q Mrs Helen Hardie, MBE, has served as an Auxiliary Coastguard at Forth Maritime Rescue sub-Centre in Fife for the past 17 years. She has been dedicated to the role of Operations Room Assistant, frequently turning out at short notice in support of the regular staff. Mrs Hardie was also a founder member of the local branch of the Coastguard Association, which helps serving and retired coastguards and their dependants.

q Dr Neil McDonald, MBE, helped to pioneer life-saving techniques for medical teams on Scottish mountains. Dr MacDonald, 60, a graduate of Edinburgh University who retired as a partner at the Aviemore Medical Practice in April, dedicated much of his life to taking part in rescues in the Cairngorm area. His techniques for treating hypothermia sufferers became widely-accepted within his profession.

q Mr Lachlan Macleod, MBE, is a traffic officer with Strathclyde Police. He has taken part in 13 mercy trips to Romania to take medical and agricultural supplies to hospitals and villages.

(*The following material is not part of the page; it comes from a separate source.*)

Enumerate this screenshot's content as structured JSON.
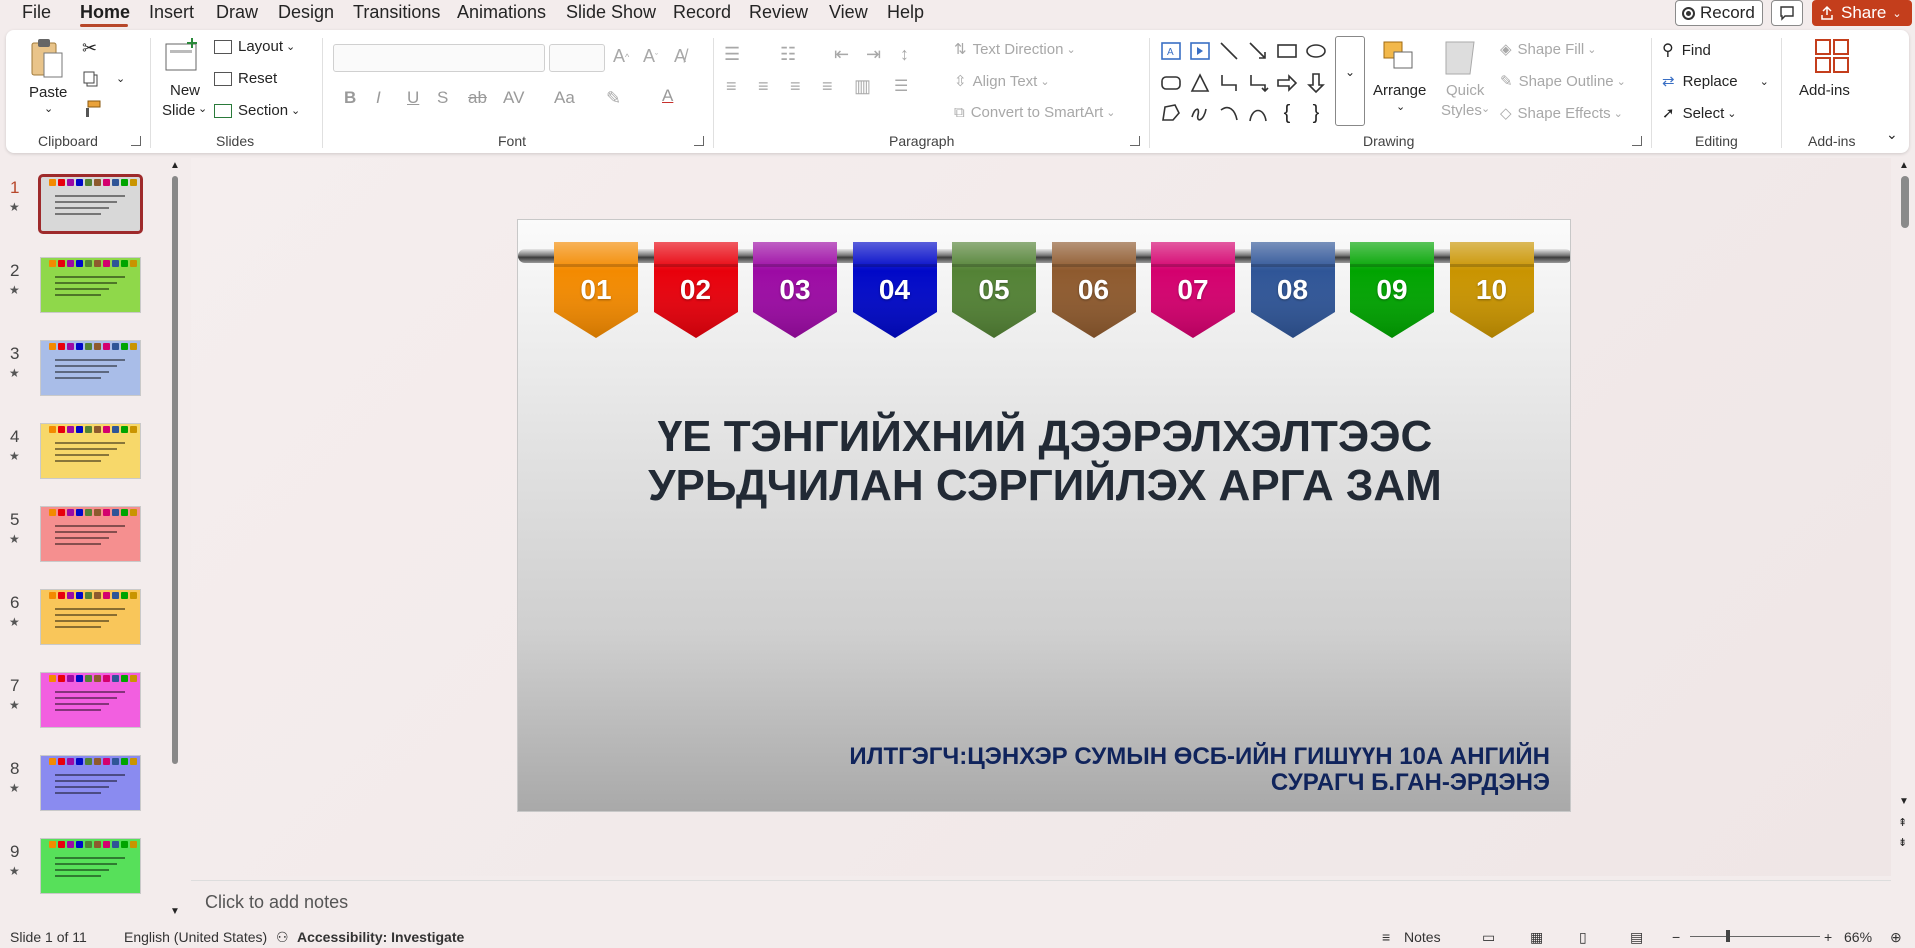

PC Macleod, 49, formerly from Sleat in Skye, but now living in Dunbartonshire, set up his own charity, Something for Romania, in 1991 and has donated much of his spare time to collecting and transporting hundreds of tons of supplies donated from all over Scotland.

q Mrs Bunty Nicoll, MBE, has been an active volunteer with the Angus group of Riding for the Disabled since 1972 and is also its secretary. She did a sponsored swim to enable one of the group, who suffers from cerebral palsy, to receive treatment at the Peto Institute. In 1975 she started a weekly recreation group in Forfar for people with physical or learning disabilities.

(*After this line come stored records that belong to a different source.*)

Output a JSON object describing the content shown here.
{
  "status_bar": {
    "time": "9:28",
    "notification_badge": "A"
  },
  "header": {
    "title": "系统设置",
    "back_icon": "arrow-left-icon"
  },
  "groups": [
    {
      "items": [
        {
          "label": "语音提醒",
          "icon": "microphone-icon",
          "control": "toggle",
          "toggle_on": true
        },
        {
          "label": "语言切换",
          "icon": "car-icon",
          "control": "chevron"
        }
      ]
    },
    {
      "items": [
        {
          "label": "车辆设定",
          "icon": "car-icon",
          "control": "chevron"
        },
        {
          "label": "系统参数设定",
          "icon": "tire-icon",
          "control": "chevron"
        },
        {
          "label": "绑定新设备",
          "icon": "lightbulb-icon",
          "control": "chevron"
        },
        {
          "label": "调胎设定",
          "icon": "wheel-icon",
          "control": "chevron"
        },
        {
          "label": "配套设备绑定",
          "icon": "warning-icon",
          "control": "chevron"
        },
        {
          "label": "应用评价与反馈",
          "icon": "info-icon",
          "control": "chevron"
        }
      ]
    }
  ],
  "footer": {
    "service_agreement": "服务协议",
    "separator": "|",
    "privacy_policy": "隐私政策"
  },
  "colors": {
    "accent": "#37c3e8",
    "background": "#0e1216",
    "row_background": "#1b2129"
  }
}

q Mrs Joan Shaw, MBE, has worked for the Royal Society for the Protection of Birds at the Lochwinnoch Nature Centre since 1978, overseeing its retail enterprise, from a modest start to the present, hugely successful operation with an annual turnover well over #100,000.